Wal-Mart to pay $1b for China retailer
Updated: 2007-02-27 15:38
HONG KONG/NEW YORK – Wal-Mart Stores Inc., the world’s biggest retailer, will pay about US$1 billion to take over a Chinese chain, challenging Carrefour as the largest operator of super-centers in booming China.
Shoppers emerge from a Wal-Mart Supercenter branch in Beijing October 17, 2006. [Reuters]
The acquisition of Bounteous Co. Ltd. by Bentonville, Arkansas-based Wal-Mart, will be done in phases by 2010 and could trigger much-needed consolidation in China’s ferociously competitive US$1 trillion retail market.
Under terms of the deal, Wal-Mart is buying 35 percent of Taiwan-based Bounteous, which operates 101 hypermarkets in 34 Chinese cities under the Trust-Mart brand, and will acquire ownership control of the chain by 2010 if conditions are met.
Terms were not disclosed, but a source familiar with the situation said Wal-Mart will pay a total of US$1 billion for all of Bounteous.
“It’s all about tiering and market share — Wal-Mart has a history of buying local operators, and this could make them No. 1 in China,” said an analyst at a European investment bank in Hong Kong.

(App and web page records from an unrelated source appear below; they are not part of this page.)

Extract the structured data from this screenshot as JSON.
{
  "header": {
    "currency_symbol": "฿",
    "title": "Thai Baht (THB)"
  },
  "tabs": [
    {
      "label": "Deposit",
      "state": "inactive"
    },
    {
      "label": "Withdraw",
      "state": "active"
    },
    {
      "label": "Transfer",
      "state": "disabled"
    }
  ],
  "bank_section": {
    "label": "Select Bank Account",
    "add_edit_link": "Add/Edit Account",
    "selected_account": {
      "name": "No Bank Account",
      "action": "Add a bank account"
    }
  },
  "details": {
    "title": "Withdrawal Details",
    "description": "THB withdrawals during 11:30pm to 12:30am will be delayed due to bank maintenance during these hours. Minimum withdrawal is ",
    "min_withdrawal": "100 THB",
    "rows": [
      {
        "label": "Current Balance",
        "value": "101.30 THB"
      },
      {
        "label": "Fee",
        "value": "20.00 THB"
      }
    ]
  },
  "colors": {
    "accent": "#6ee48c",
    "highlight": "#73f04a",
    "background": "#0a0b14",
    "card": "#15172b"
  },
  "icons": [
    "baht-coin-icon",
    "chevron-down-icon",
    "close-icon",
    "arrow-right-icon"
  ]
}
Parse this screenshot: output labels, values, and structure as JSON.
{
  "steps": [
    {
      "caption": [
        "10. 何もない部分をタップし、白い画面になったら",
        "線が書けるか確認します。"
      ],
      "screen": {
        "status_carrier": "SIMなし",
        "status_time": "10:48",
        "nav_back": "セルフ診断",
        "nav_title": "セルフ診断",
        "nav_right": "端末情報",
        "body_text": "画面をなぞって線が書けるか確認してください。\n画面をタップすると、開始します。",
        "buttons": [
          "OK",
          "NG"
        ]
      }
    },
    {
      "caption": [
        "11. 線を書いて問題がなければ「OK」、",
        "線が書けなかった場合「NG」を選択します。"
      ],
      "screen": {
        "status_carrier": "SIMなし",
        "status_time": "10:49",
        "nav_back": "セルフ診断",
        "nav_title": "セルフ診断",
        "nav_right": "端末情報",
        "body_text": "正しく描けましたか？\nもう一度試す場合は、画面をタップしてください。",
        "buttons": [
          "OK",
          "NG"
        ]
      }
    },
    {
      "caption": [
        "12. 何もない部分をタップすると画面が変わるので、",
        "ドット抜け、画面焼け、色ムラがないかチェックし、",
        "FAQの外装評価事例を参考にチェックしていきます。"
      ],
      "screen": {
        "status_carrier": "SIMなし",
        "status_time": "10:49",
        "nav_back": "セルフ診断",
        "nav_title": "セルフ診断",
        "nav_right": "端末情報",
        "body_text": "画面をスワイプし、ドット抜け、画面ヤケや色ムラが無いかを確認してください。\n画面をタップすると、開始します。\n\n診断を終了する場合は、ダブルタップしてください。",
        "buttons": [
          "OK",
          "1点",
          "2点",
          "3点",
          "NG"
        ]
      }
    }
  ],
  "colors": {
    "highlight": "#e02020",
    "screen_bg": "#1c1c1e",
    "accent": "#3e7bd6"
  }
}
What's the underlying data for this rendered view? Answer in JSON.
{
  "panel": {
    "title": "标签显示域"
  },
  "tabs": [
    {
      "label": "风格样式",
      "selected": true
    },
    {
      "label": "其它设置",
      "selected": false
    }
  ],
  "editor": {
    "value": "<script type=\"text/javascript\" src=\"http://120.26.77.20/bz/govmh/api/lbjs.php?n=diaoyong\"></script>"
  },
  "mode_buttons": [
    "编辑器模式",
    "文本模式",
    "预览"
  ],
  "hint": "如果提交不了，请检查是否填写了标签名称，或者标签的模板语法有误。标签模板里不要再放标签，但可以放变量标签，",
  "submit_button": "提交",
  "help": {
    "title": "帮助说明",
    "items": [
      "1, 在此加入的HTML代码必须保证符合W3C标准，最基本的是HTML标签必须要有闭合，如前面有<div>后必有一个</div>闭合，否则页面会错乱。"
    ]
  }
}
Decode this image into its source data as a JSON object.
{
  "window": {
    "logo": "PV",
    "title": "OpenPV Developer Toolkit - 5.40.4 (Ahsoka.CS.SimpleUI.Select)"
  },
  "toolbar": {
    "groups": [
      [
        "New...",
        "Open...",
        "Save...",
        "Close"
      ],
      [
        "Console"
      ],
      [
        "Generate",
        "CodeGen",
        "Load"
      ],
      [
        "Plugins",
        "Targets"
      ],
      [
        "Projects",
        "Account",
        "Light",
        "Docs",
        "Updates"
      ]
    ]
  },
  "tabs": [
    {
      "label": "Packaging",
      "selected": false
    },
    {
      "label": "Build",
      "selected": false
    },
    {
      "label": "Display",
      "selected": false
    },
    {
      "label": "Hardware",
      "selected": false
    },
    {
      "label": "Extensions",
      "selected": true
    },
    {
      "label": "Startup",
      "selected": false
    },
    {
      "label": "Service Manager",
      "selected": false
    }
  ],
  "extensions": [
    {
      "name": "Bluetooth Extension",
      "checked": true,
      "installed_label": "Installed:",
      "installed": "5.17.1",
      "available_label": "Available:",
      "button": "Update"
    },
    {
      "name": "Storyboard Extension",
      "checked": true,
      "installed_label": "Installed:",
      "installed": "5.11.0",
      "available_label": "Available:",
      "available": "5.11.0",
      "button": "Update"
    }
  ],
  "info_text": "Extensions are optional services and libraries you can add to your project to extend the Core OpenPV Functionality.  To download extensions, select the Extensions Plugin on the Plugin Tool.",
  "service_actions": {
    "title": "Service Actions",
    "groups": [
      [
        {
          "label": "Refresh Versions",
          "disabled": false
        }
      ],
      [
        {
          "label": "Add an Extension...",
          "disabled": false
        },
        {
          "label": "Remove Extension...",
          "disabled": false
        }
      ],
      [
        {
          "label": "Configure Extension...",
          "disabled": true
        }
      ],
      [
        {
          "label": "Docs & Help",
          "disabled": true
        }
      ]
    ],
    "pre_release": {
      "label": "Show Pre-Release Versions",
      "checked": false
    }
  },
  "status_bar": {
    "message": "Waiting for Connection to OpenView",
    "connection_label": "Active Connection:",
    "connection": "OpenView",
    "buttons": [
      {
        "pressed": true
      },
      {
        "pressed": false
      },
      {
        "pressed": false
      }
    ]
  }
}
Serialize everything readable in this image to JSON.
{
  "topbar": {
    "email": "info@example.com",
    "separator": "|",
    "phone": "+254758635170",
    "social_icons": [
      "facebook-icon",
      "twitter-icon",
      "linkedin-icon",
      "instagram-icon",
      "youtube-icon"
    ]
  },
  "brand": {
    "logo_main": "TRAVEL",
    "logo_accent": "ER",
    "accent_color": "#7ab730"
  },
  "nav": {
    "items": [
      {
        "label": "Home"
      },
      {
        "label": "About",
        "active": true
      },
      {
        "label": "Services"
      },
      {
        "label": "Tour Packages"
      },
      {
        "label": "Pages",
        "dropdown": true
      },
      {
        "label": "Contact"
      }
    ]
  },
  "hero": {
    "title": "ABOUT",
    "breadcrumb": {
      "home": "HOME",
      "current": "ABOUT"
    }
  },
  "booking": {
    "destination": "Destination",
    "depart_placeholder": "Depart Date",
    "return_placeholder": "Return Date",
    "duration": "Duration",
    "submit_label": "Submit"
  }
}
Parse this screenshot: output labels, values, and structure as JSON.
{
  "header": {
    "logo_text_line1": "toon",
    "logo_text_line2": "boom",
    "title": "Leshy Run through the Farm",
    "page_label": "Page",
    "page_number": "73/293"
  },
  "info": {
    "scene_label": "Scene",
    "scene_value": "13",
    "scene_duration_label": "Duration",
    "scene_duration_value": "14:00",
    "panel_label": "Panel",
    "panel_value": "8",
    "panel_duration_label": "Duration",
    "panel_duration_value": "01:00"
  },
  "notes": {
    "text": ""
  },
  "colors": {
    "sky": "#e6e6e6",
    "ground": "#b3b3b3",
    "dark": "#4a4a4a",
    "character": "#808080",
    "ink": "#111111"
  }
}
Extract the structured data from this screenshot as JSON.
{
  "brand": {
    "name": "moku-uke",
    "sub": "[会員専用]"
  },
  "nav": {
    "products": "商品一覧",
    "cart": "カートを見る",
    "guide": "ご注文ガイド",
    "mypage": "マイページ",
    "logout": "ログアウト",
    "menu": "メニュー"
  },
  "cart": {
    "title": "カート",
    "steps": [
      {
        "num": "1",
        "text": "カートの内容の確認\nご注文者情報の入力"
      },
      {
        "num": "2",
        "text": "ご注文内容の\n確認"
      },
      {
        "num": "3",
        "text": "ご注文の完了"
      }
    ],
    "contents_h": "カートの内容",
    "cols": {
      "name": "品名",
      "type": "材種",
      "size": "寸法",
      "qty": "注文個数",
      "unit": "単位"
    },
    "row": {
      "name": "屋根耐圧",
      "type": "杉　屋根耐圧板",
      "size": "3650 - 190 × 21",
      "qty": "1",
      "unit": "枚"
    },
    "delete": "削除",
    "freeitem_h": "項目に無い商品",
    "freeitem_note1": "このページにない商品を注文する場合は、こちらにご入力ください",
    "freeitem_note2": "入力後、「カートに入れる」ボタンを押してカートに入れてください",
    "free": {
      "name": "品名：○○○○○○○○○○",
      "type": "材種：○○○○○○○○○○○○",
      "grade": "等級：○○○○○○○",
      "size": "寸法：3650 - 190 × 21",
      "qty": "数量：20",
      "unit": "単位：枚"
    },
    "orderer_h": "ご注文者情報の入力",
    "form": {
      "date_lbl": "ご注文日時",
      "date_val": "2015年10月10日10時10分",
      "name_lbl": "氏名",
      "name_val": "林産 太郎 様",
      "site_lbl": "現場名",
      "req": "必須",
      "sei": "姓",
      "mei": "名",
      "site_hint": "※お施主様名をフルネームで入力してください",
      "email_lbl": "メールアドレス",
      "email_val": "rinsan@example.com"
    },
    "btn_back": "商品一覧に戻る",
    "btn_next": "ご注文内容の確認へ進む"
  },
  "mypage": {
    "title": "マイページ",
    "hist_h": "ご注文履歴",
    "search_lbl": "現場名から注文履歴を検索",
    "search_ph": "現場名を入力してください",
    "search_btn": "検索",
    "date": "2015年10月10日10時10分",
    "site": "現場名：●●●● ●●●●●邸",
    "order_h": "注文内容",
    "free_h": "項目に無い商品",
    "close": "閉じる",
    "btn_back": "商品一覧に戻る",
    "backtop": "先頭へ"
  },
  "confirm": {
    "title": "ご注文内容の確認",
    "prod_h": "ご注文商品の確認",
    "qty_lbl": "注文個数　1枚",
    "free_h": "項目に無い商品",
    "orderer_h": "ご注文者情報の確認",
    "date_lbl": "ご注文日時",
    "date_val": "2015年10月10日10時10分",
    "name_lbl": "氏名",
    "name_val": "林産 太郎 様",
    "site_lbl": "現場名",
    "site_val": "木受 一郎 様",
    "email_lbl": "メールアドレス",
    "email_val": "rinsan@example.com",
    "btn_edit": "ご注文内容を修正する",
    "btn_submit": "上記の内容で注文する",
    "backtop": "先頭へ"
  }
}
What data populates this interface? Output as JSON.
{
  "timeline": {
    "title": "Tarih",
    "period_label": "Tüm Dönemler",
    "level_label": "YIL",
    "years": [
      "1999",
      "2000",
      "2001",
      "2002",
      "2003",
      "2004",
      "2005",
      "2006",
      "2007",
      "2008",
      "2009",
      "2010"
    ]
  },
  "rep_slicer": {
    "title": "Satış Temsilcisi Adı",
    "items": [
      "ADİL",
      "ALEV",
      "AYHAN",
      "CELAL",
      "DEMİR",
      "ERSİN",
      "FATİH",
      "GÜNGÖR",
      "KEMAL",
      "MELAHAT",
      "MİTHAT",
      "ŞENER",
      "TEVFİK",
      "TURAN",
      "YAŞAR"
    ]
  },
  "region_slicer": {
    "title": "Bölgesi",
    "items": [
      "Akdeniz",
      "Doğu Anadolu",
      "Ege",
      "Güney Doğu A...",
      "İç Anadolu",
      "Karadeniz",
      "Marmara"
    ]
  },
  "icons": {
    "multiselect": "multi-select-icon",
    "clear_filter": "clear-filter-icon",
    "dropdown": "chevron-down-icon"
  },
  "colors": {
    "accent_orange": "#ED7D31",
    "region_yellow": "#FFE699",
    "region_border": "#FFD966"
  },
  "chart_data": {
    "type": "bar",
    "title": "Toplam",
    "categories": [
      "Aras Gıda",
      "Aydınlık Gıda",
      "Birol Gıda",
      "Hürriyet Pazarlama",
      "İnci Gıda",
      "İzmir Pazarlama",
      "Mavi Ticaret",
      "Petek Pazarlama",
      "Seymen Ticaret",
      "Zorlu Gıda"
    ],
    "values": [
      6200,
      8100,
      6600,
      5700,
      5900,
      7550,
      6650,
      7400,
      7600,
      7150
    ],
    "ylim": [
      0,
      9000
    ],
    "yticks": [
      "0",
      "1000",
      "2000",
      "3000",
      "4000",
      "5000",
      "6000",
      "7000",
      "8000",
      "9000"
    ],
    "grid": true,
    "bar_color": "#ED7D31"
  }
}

Wal-Mart already operates 73 stores in China and employs more than 37,000 people there.
France-based Carrefour, the world’s No.2 retailer and the largest foreign operator in China, added 20 China stores last year to bring its total in the country to 90 by the year-end.
Other players include Germany’s Metro AG, Britain’s Tesco Plc. and local operators such as Wumart
Wal-Mart’s China expansion follows exits last year from its operations in Germany and South Korea.
The company is also close to striking a joint venture with Bharti Enterprises to enter India, a fragmented retail market where foreign operators are restricted.
In a statement, Wal-Mart Vice Chairman Michael Duke called the China investment “an important step in bringing our additional scale to our China retail business.”
Trust-Mart posted 2005 sales of about 13.2 billion yuan (US$1.7 billion) at its Chinese hypermarkets, according to the China Chain Store and Franchise Association, well above Wal-Mart’s 9.9 billion yuan in its Chinese stores.
By comparison, Carrefour had 2005 sales of 17.4 billion yuan at its Chinese hypermarkets, while Metro recorded sales of 7.5 billion yuan, the data showed.
International expansion has grown more important for Wal-Mart as US sales growth slows. In its fiscal quarter ending January 31, total sales rose 10.9 percent to US$98.09 billion, but international sales rose 29.6 percent to US$22.73 billion. US sales at stores open at least one year rose 1.6 percent.
Trust-Mart stores employ more than 31,000 people, and will continue to operate under the Trust-Mart name, Wal-Mart said, with both companies continuing to open new stores.
Credit Suisse advised Wal-Mart on the transaction, and UBS advised Bounteous.